The article indicates that nurses need to acquire relevant skills, attitudes and knowledge on how to provide quality health care that sufficiently fits with the needs and expectations of health consumers from diverse cultural backgrounds. Moreover, nurses should acknowledge and appreciate the culture, ideals, beliefs and principles of their culturally diversified clients, which help in upholding the rights of health consumers in every aspect of care delivery. These views are supported by Leininger & McFarland (2006) who advocates developing standards and guidelines intended to enhance cultural competence and cultural congruence as a way to ensure quality, accessible, acceptable and available health care is provided universally.

References

Bryant, R.B., Foley, E. R., & Percival, E. C. (2008). The role of RCNA in promoting transcultural nursing as a discipline of study, research, practice and management in Australia. Contemporary Nurse, 28, 3-11.

Chenowethm, L., Jeon, Y.H., Goff, M., & Burke, C. (2006). Cultural competency and nursing care: an Australian perspective. International Nursing Review, 53, 34-40.

Houck, N.M., & Bongiorno, A.W. (2006). Innovations in the public policy education of nursing students. Journal of New York State Nurses’ Association, 37, 4-9.

Leininger, M.M., & McFarland, M.R. (2006). Culture care diversity and universality: a worldwide nursing theory. New York: Jones & Bartlett Learning.

Murphy, S. C. (2006). Mapping the literature of Transcultural nursing. Medical Library Association, 94: pp143-145.

Nannini, A. (2009). The health policy pathfinder: An innovative strategy to explore interest group politics. Journal of Nursing Education, 48 (10), 588-591.

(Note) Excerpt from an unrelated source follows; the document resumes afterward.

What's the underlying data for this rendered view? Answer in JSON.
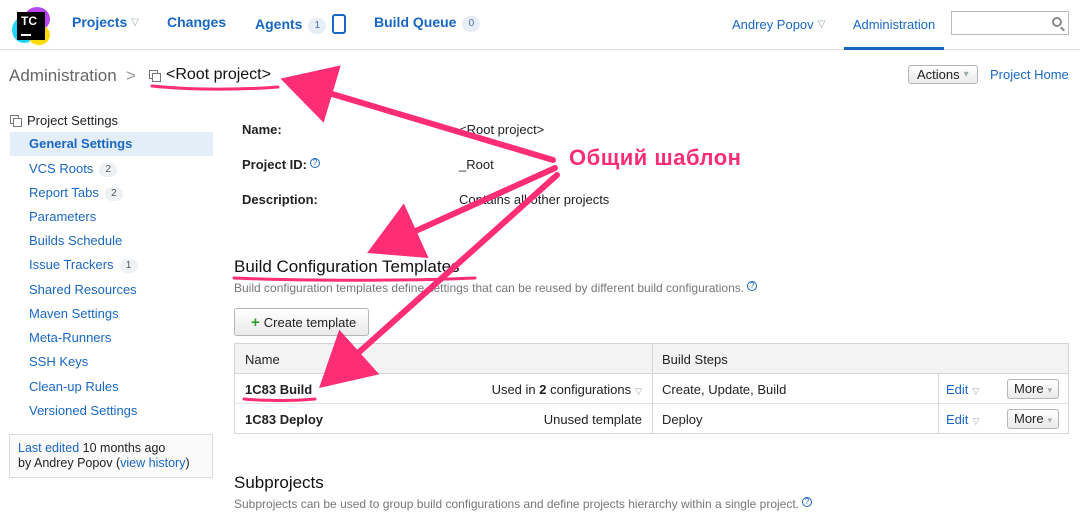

Potter, P.A, & Perry, A. G. (2007). Basic Nursing, 6th edition.  St. Louis: Mosby.